My irises bloomed a few weeks ago and they were beautiful.
But I didn’t have as many blossoms as in previous years because they were overcrowded and needed dividing. It was something that I had intended to do last year, but yeah…we were a little busy. Finally though, this past Saturday I finally got my irises divided and I thought I’d share with you how I do it.
(Pretty proud of my action shots that got with my self-timer.)
Now comes the fun part! Not.
For each of those new transplants, you’ll need to trim the leaves back to 10 inches or so. I once saw Martha Stewart trim hers in a fan shape so of course that’s how I like to do mine. A perfect 90 degree angle is optional.
Twelve. Years. Later
As you can see by the pile, I have a lot of transplants. I replanted half of them in their original spot. And then I had a sunny spot where I lost a bunch of stuff last summer, so I decided to plant the other half there.

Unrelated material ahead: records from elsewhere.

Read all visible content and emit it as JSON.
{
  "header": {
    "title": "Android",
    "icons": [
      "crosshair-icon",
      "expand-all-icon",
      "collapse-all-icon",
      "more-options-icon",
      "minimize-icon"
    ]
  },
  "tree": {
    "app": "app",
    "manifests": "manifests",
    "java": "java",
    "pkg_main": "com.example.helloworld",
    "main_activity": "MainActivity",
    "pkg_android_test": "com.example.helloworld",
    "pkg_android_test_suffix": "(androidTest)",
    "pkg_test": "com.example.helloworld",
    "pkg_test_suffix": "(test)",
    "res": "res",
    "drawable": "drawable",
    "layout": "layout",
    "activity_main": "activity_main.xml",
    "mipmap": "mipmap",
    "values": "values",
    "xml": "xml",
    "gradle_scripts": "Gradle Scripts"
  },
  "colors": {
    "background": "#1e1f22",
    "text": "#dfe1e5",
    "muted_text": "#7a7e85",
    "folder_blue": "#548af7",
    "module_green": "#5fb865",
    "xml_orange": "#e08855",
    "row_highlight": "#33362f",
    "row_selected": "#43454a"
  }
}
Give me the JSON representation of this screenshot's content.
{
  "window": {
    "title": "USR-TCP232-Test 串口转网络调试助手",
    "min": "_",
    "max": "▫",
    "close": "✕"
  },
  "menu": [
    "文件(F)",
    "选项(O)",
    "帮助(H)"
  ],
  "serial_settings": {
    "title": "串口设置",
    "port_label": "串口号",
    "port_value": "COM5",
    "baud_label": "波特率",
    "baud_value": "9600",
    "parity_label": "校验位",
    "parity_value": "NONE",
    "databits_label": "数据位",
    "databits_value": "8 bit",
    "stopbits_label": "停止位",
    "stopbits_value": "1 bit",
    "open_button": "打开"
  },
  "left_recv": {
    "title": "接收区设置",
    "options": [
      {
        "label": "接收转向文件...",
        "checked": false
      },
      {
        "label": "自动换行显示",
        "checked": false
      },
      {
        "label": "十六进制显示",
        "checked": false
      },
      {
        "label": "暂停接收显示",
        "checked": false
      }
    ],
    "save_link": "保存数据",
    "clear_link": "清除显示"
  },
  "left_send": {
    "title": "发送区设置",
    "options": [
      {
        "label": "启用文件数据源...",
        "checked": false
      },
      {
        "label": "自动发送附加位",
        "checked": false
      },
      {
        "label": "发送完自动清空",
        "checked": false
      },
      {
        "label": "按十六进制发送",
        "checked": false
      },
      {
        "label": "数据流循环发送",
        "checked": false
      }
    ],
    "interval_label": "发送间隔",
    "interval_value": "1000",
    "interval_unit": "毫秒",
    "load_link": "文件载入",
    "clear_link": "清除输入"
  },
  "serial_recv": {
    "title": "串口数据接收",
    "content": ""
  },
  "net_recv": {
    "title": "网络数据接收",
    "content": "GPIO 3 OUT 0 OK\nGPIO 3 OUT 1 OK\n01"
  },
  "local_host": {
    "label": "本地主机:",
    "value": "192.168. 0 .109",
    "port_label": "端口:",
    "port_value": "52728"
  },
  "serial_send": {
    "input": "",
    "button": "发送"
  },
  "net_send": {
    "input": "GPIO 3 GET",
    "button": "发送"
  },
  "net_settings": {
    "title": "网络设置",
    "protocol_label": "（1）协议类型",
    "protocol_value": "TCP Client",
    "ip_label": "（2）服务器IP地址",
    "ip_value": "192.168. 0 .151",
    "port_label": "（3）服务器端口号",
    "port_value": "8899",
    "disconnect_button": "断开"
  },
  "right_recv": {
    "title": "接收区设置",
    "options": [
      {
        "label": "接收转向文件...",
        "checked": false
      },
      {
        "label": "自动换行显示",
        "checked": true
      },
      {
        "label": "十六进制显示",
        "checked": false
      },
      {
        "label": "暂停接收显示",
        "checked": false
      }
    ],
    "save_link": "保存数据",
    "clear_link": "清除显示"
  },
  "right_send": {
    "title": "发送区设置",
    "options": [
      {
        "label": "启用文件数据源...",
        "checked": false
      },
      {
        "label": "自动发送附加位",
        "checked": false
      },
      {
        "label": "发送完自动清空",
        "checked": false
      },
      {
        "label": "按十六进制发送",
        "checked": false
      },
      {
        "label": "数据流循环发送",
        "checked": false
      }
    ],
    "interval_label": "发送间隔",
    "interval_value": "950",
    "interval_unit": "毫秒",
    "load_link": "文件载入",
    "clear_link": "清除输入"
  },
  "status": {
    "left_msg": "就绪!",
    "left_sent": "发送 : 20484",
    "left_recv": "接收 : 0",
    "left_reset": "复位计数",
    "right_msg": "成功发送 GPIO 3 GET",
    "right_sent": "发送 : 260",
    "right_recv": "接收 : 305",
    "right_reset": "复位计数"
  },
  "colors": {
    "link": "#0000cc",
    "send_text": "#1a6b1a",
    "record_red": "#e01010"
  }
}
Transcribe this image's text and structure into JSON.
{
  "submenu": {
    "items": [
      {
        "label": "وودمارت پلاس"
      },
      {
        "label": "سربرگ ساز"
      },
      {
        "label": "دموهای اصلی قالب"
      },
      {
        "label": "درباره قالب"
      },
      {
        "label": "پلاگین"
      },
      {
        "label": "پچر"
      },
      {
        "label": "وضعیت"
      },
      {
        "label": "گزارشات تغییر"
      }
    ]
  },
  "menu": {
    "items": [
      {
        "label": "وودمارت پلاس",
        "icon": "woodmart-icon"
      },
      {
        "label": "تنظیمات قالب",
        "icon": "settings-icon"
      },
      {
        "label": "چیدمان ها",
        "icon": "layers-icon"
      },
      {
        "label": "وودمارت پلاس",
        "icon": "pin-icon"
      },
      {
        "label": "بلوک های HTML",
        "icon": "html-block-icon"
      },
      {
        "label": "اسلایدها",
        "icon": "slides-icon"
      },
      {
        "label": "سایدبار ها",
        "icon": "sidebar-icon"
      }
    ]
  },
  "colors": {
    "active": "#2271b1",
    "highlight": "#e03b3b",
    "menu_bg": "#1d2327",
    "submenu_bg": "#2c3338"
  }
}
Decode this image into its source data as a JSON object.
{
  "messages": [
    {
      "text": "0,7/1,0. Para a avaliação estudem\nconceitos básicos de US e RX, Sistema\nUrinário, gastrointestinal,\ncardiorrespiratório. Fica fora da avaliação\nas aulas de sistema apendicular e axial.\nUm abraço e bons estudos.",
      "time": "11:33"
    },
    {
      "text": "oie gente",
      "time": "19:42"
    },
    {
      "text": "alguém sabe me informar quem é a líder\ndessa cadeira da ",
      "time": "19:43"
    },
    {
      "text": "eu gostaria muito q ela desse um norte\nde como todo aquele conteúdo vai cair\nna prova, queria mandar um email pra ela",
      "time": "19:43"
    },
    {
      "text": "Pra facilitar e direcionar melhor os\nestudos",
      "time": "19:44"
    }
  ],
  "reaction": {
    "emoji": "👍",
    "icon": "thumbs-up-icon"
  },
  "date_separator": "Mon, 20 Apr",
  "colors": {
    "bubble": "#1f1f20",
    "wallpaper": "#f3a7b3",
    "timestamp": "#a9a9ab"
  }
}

Ok. So back to planting. After you have set your rhizome into the shallow trench, spread the roots around and then cover the roots with soil. Bring the soil up to the top of the the rhizome, but cover the rhizome with more than an inch or so of soil. This is important – the main reason irises don’t bloom is because they have been planted too deeply.
I usually plant the individual transplants about 2-3 inches apart. And then water them in well. You’ll have to watch this time of year though. Because they are planted somewhat shallowly, if by chance you get a huge storm the night you plant them, the rain could wash some of the soil away and you might have to set your transplants back into the soil. Or so I’ve heard.
It’s a little bit of trouble doing all this, I know, but next year you’ll be reward with big, beautiful iris blossoms. And that’s soooooo worth it.